• _Task to complete_
Scan the records and identify every line in which the string "épaisse" occurs, then return those lines.

Website and app data records
================================
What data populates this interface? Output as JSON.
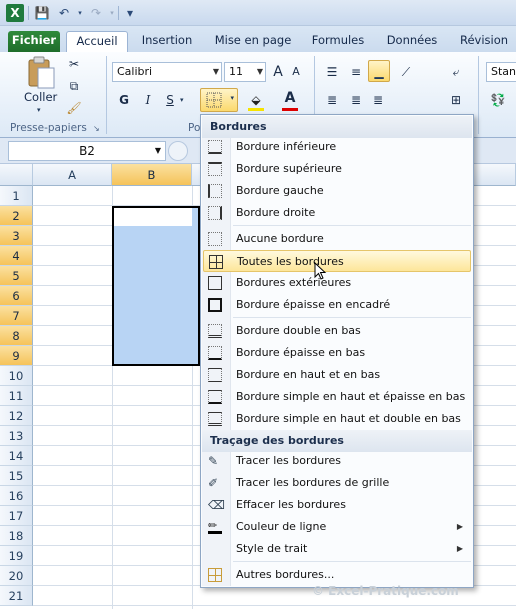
{
  "titlebar": {
    "logo": "X",
    "save": "💾",
    "undo": "↶",
    "redo": "↷",
    "customize": "▾"
  },
  "tabs": [
    "Fichier",
    "Accueil",
    "Insertion",
    "Mise en page",
    "Formules",
    "Données",
    "Révision"
  ],
  "ribbon": {
    "paste_label": "Coller",
    "clipboard_group": "Presse-papiers",
    "police_group_partial": "Po",
    "font_name": "Calibri",
    "font_size": "11",
    "grow": "A",
    "shrink": "A",
    "bold": "G",
    "italic": "I",
    "underline": "S",
    "number_format_partial": "Stand"
  },
  "formula_bar": {
    "name_box": "B2"
  },
  "grid": {
    "columns": [
      "A",
      "B"
    ],
    "selected_column": "B",
    "rows": [
      "1",
      "2",
      "3",
      "4",
      "5",
      "6",
      "7",
      "8",
      "9",
      "10",
      "11",
      "12",
      "13",
      "14",
      "15",
      "16",
      "17",
      "18",
      "19",
      "20",
      "21"
    ],
    "selected_rows": [
      "2",
      "3",
      "4",
      "5",
      "6",
      "7",
      "8",
      "9"
    ]
  },
  "menu": {
    "section1": "Bordures",
    "section2": "Traçage des bordures",
    "items1": [
      "Bordure inférieure",
      "Bordure supérieure",
      "Bordure gauche",
      "Bordure droite",
      "Aucune bordure",
      "Toutes les bordures",
      "Bordures extérieures",
      "Bordure épaisse en encadré",
      "Bordure double en bas",
      "Bordure épaisse en bas",
      "Bordure en haut et en bas",
      "Bordure simple en haut et épaisse en bas",
      "Bordure simple en haut et double en bas"
    ],
    "items2": [
      "Tracer les bordures",
      "Tracer les bordures de grille",
      "Effacer les bordures",
      "Couleur de ligne",
      "Style de trait"
    ],
    "more": "Autres bordures...",
    "highlighted": "Toutes les bordures"
  },
  "watermark": "© Excel-Pratique.com",
  "colors": {
    "selection": "#b8d4f4",
    "file_tab": "#2f8a3b",
    "highlight": "#fde69a"
  }
}
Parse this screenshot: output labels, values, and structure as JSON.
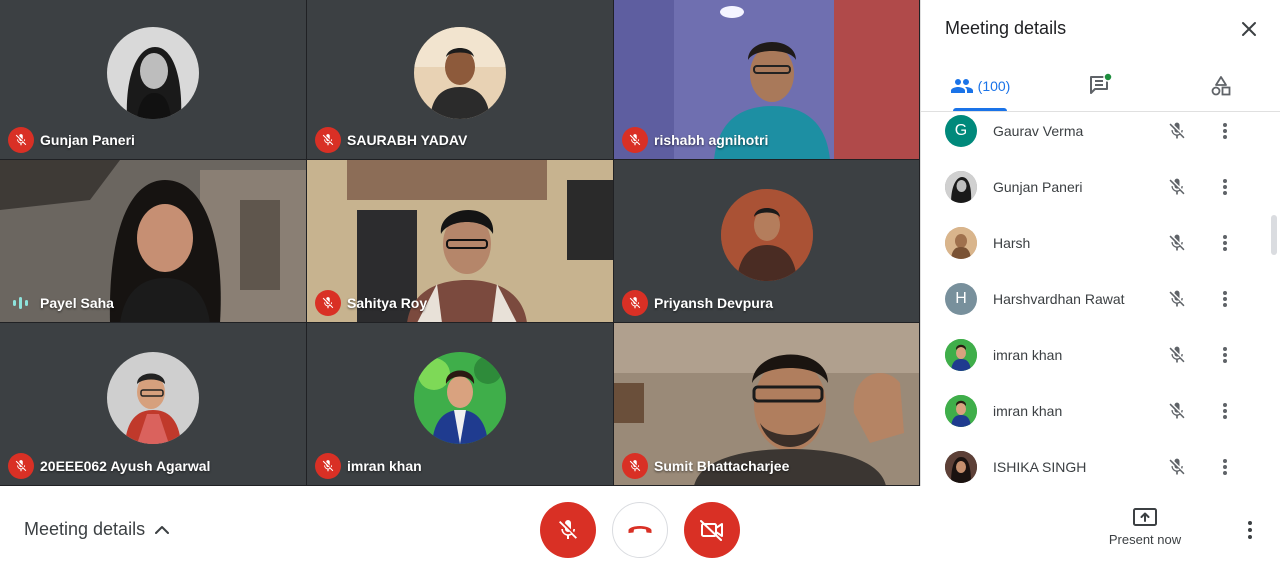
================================
• _Exercise output_
      "Bordure épaisse en encadré",
      "Bordure épaisse en bas",
      "Bordure simple en haut et épaisse en bas",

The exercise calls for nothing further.